representing the views of the people who actually vote on Election Day.
If you end up with someone who is unelectable – cannot beat Donald
Trump – what exactly do you have? In the end, to lose the election is to
But consider where this whole fiasco began: with the ideological
conviction that the goal is an overweening state that is purified of
self-interest, payoffs, bribes, private agendas, profit, and unintended
outcomes. It’s the presumption behind much of social-democratic
ideology. The trouble is that there is not a shred of evidence that it
Good government is a unicorn. Big government is always and
necessarily corrupt, as Machiavelli proved long ago. If you truly want
to minimize corruption in society, the path must begin by reducing and
minimizing or even eliminating the state’s role in society. That is the
one thought that the Democrats will not allow themselves to have. The
result is a forever effort to pound a square peg in a round hole, with

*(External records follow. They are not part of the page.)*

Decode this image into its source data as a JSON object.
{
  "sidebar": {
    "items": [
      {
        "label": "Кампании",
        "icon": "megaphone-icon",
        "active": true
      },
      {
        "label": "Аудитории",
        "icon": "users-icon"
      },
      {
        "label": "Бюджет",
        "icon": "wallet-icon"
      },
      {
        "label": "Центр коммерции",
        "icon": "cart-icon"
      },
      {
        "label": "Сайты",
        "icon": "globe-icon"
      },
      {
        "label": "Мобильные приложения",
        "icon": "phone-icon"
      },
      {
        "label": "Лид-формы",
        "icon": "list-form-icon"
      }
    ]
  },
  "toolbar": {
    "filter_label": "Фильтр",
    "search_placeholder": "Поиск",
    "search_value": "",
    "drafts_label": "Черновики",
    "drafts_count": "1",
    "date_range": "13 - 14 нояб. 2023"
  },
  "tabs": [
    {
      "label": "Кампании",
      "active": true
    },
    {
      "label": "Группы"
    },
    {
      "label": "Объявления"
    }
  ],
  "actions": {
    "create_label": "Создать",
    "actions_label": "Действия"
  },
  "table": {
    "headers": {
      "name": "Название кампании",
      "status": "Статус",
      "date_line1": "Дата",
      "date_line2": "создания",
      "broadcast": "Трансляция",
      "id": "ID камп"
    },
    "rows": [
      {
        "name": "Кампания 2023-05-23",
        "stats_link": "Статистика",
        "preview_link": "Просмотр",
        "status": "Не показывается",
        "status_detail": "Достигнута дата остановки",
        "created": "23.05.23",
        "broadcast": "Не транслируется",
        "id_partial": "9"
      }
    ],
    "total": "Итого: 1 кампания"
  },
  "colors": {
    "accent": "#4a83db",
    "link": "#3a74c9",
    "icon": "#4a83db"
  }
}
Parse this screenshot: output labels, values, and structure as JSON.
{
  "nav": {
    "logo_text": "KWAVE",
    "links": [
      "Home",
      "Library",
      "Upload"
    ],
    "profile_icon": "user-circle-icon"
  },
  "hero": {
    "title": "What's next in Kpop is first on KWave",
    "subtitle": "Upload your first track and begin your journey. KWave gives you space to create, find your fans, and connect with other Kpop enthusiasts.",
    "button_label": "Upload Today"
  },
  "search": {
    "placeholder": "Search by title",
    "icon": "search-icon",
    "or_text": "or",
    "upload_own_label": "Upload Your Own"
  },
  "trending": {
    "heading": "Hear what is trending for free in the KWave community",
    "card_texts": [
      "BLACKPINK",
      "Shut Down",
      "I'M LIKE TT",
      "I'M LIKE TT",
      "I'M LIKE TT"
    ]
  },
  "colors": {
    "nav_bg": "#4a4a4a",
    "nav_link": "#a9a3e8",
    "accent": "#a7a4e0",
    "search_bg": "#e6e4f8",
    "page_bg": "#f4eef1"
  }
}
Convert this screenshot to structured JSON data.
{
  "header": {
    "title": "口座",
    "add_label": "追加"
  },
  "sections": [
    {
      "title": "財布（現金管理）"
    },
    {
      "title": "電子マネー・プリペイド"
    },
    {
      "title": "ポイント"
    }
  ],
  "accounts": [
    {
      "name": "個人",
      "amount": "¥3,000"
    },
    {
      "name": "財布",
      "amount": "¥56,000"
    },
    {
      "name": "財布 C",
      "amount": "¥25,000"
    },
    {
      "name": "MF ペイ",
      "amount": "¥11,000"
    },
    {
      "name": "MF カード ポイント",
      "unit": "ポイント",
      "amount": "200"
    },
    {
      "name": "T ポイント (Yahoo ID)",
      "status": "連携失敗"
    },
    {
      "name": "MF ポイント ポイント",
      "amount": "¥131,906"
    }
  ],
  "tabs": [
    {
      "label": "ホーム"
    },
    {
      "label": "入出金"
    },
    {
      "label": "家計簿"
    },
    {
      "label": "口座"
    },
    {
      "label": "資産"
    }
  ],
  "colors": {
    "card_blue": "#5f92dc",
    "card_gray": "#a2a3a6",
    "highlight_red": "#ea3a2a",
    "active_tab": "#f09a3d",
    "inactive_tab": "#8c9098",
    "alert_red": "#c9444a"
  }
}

massive breakage along the way.
More than anything else over the last four years, Democrats have had
one great goal of unseating Donald Trump. Their tactics have almost
universally backfired, especially this impeachment which once again sets
Trump up to act like the conquering hero who is forever under unfair
attack from the people’s enemies. It plays to his narrative perfectly.
The’s Democratic strategy – born in earnest – to discern the candidate
who is most grass rootsy, most authentic, most free of capitalistic
influence, has ended up much the same way, creating a situation that
ends up producing the opposite of the long-run goal.
Let’s return to Bloomberg. I wouldn’t dare forecast his victory but I wouldn’t rule it out either. The battle of the billionaires come Fall 2020 could be a riveting thing to watch. It would also underscore the point. After many decades of trying to get payola out of politics, there is still no stopping the reality that a big state creates big stakes for which people are willing to pay.
THIS ARTICLE ORIGINALLY POSTED HERE.